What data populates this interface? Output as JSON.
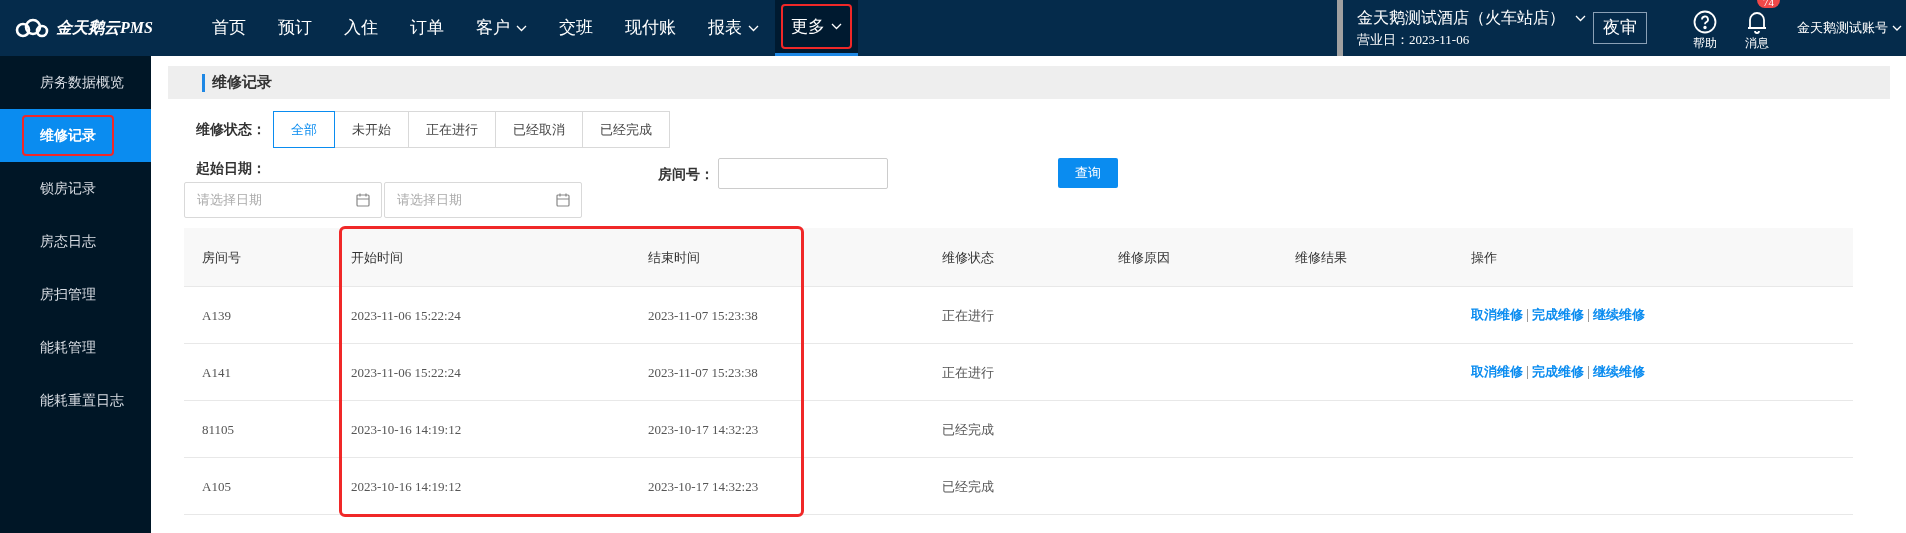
{
  "logo": {
    "text": "金天鹅云PMS"
  },
  "nav": [
    {
      "label": "首页",
      "dropdown": false,
      "selected": false,
      "annotated": false
    },
    {
      "label": "预订",
      "dropdown": false,
      "selected": false,
      "annotated": false
    },
    {
      "label": "入住",
      "dropdown": false,
      "selected": false,
      "annotated": false
    },
    {
      "label": "订单",
      "dropdown": false,
      "selected": false,
      "annotated": false
    },
    {
      "label": "客户",
      "dropdown": true,
      "selected": false,
      "annotated": false
    },
    {
      "label": "交班",
      "dropdown": false,
      "selected": false,
      "annotated": false
    },
    {
      "label": "现付账",
      "dropdown": false,
      "selected": false,
      "annotated": false
    },
    {
      "label": "报表",
      "dropdown": true,
      "selected": false,
      "annotated": false
    },
    {
      "label": "更多",
      "dropdown": true,
      "selected": true,
      "annotated": true
    }
  ],
  "hotel": {
    "name": "金天鹅测试酒店（火车站店）",
    "business_date": "营业日：2023-11-06"
  },
  "night_audit_button": "夜审",
  "help": {
    "label": "帮助"
  },
  "messages": {
    "label": "消息",
    "badge": "74"
  },
  "account": "金天鹅测试账号",
  "sidebar": {
    "items": [
      {
        "label": "房务数据概览",
        "selected": false,
        "annotated": false
      },
      {
        "label": "维修记录",
        "selected": true,
        "annotated": true
      },
      {
        "label": "锁房记录",
        "selected": false,
        "annotated": false
      },
      {
        "label": "房态日志",
        "selected": false,
        "annotated": false
      },
      {
        "label": "房扫管理",
        "selected": false,
        "annotated": false
      },
      {
        "label": "能耗管理",
        "selected": false,
        "annotated": false
      },
      {
        "label": "能耗重置日志",
        "selected": false,
        "annotated": false
      }
    ]
  },
  "page_title": "维修记录",
  "filters": {
    "status_label": "维修状态：",
    "status_options": [
      {
        "label": "全部",
        "selected": true
      },
      {
        "label": "未开始",
        "selected": false
      },
      {
        "label": "正在进行",
        "selected": false
      },
      {
        "label": "已经取消",
        "selected": false
      },
      {
        "label": "已经完成",
        "selected": false
      }
    ],
    "date_label": "起始日期：",
    "date_fields": [
      {
        "placeholder": "请选择日期"
      },
      {
        "placeholder": "请选择日期"
      }
    ],
    "room_label": "房间号：",
    "query_button": "查询"
  },
  "table": {
    "columns": [
      {
        "label": "房间号"
      },
      {
        "label": "开始时间",
        "annotated": true
      },
      {
        "label": "结束时间",
        "annotated": true
      },
      {
        "label": "维修状态"
      },
      {
        "label": "维修原因"
      },
      {
        "label": "维修结果"
      },
      {
        "label": "操作"
      }
    ],
    "rows": [
      {
        "room": "A139",
        "start": "2023-11-06 15:22:24",
        "end": "2023-11-07 15:23:38",
        "status": "正在进行",
        "actions": [
          "取消维修",
          "完成维修",
          "继续维修"
        ]
      },
      {
        "room": "A141",
        "start": "2023-11-06 15:22:24",
        "end": "2023-11-07 15:23:38",
        "status": "正在进行",
        "actions": [
          "取消维修",
          "完成维修",
          "继续维修"
        ]
      },
      {
        "room": "81105",
        "start": "2023-10-16 14:19:12",
        "end": "2023-10-17 14:32:23",
        "status": "已经完成"
      },
      {
        "room": "A105",
        "start": "2023-10-16 14:19:12",
        "end": "2023-10-17 14:32:23",
        "status": "已经完成"
      }
    ]
  }
}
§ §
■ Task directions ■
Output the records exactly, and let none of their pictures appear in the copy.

■ Solution ■
What data populates this interface? Output as JSON.
{
  "logo": {
    "text": "金天鹅云PMS"
  },
  "nav": [
    {
      "label": "首页",
      "dropdown": false,
      "selected": false,
      "annotated": false
    },
    {
      "label": "预订",
      "dropdown": false,
      "selected": false,
      "annotated": false
    },
    {
      "label": "入住",
      "dropdown": false,
      "selected": false,
      "annotated": false
    },
    {
      "label": "订单",
      "dropdown": false,
      "selected": false,
      "annotated": false
    },
    {
      "label": "客户",
      "dropdown": true,
      "selected": false,
      "annotated": false
    },
    {
      "label": "交班",
      "dropdown": false,
      "selected": false,
      "annotated": false
    },
    {
      "label": "现付账",
      "dropdown": false,
      "selected": false,
      "annotated": false
    },
    {
      "label": "报表",
      "dropdown": true,
      "selected": false,
      "annotated": false
    },
    {
      "label": "更多",
      "dropdown": true,
      "selected": true,
      "annotated": true
    }
  ],
  "hotel": {
    "name": "金天鹅测试酒店（火车站店）",
    "business_date": "营业日：2023-11-06"
  },
  "night_audit_button": "夜审",
  "help": {
    "label": "帮助"
  },
  "messages": {
    "label": "消息",
    "badge": "74"
  },
  "account": "金天鹅测试账号",
  "sidebar": {
    "items": [
      {
        "label": "房务数据概览",
        "selected": false,
        "annotated": false
      },
      {
        "label": "维修记录",
        "selected": true,
        "annotated": true
      },
      {
        "label": "锁房记录",
        "selected": false,
        "annotated": false
      },
      {
        "label": "房态日志",
        "selected": false,
        "annotated": false
      },
      {
        "label": "房扫管理",
        "selected": false,
        "annotated": false
      },
      {
        "label": "能耗管理",
        "selected": false,
        "annotated": false
      },
      {
        "label": "能耗重置日志",
        "selected": false,
        "annotated": false
      }
    ]
  },
  "page_title": "维修记录",
  "filters": {
    "status_label": "维修状态：",
    "status_options": [
      {
        "label": "全部",
        "selected": true
      },
      {
        "label": "未开始",
        "selected": false
      },
      {
        "label": "正在进行",
        "selected": false
      },
      {
        "label": "已经取消",
        "selected": false
      },
      {
        "label": "已经完成",
        "selected": false
      }
    ],
    "date_label": "起始日期：",
    "date_fields": [
      {
        "placeholder": "请选择日期"
      },
      {
        "placeholder": "请选择日期"
      }
    ],
    "room_label": "房间号：",
    "query_button": "查询"
  },
  "table": {
    "columns": [
      {
        "label": "房间号"
      },
      {
        "label": "开始时间",
        "annotated": true
      },
      {
        "label": "结束时间",
        "annotated": true
      },
      {
        "label": "维修状态"
      },
      {
        "label": "维修原因"
      },
      {
        "label": "维修结果"
      },
      {
        "label": "操作"
      }
    ],
    "rows": [
      {
        "room": "A139",
        "start": "2023-11-06 15:22:24",
        "end": "2023-11-07 15:23:38",
        "status": "正在进行",
        "actions": [
          "取消维修",
          "完成维修",
          "继续维修"
        ]
      },
      {
        "room": "A141",
        "start": "2023-11-06 15:22:24",
        "end": "2023-11-07 15:23:38",
        "status": "正在进行",
        "actions": [
          "取消维修",
          "完成维修",
          "继续维修"
        ]
      },
      {
        "room": "81105",
        "start": "2023-10-16 14:19:12",
        "end": "2023-10-17 14:32:23",
        "status": "已经完成"
      },
      {
        "room": "A105",
        "start": "2023-10-16 14:19:12",
        "end": "2023-10-17 14:32:23",
        "status": "已经完成"
      }
    ]
  }
}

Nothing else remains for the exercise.